History of the Church Series
This daily feature is an introduction to a full article by M. Scott Bradshaw. Each Wednesday we focus on an aspect of church history, beginning in New York in the early 19th century and progressing throughout the year to Utah in the 20th century. To read the full text of this article, follow the link below.
In March 1835 Presiding Judge Matthew Birchard refused a request from Sidney Rigdon for a license to perform marriages in Geauga County. While Judge Birchard's refusal of Rigdon's motion may have dissuaded LDS elders from making similar requests in Geauga County, at least one elder was not deterred from performing marriages--even without a license. County marriage records show that on November 24, 1835, Joseph Smith solemnized the marriage of Newel Knight and Lydia Goldthwaite Bailey. These records also show that during the next two months, Joseph performed an additional ten weddings. By June 1837, he had married a total of nineteen couples in Kirtland.
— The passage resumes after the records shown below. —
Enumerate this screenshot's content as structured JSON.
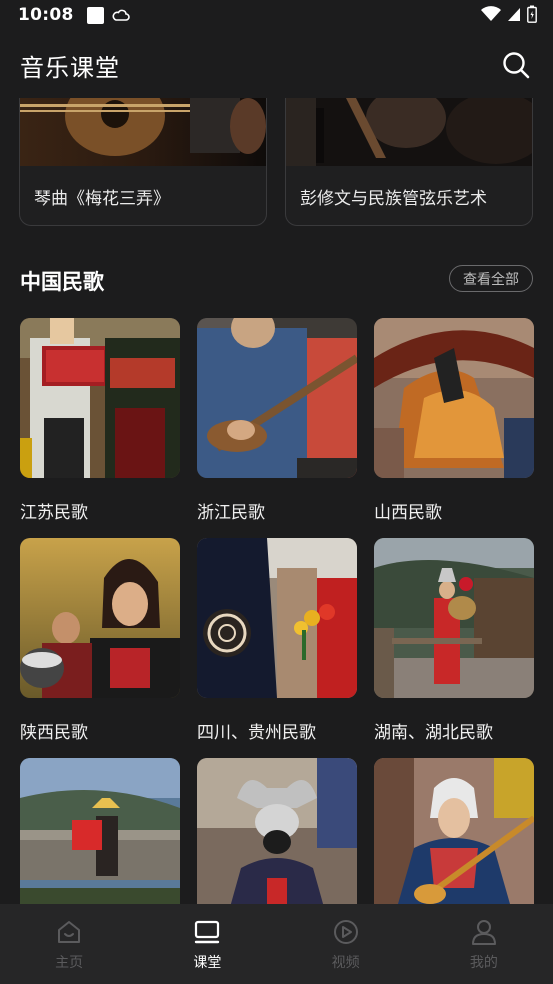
{
  "status": {
    "time": "10:08"
  },
  "header": {
    "title": "音乐课堂",
    "search_icon": "search-icon"
  },
  "featured": [
    {
      "caption": "琴曲《梅花三弄》"
    },
    {
      "caption": "彭修文与民族管弦乐艺术"
    }
  ],
  "section": {
    "title": "中国民歌",
    "view_all": "查看全部"
  },
  "songs": [
    {
      "label": "江苏民歌"
    },
    {
      "label": "浙江民歌"
    },
    {
      "label": "山西民歌"
    },
    {
      "label": "陕西民歌"
    },
    {
      "label": "四川、贵州民歌"
    },
    {
      "label": "湖南、湖北民歌"
    },
    {
      "label": ""
    },
    {
      "label": ""
    },
    {
      "label": ""
    }
  ],
  "nav": [
    {
      "label": "主页",
      "icon": "home-icon",
      "active": false
    },
    {
      "label": "课堂",
      "icon": "classroom-icon",
      "active": true
    },
    {
      "label": "视频",
      "icon": "video-icon",
      "active": false
    },
    {
      "label": "我的",
      "icon": "profile-icon",
      "active": false
    }
  ],
  "colors": {
    "background": "#1c1c1d",
    "nav_background": "#262627",
    "nav_inactive": "#5b5b5d",
    "nav_active": "#ffffff"
  }
}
Joseph Smith's action invokes the memory of earlier "dissenting" ministers who also struggled against prejudices and whose efforts helped bring about greater religious freedom in the United States. Just as he later would personally seek redress for the Saints' wrongs in Missouri, even pleading their cause in Washington, Joseph insisted in Ohio that Latter-day Saints be accorded their privileges and protections under state marriage law. Consistent with his strong protection of individual religious liberties, Joseph acted squarely in harmony with the prevailing legal attitudes and regulations of the day in solemnizing marriages.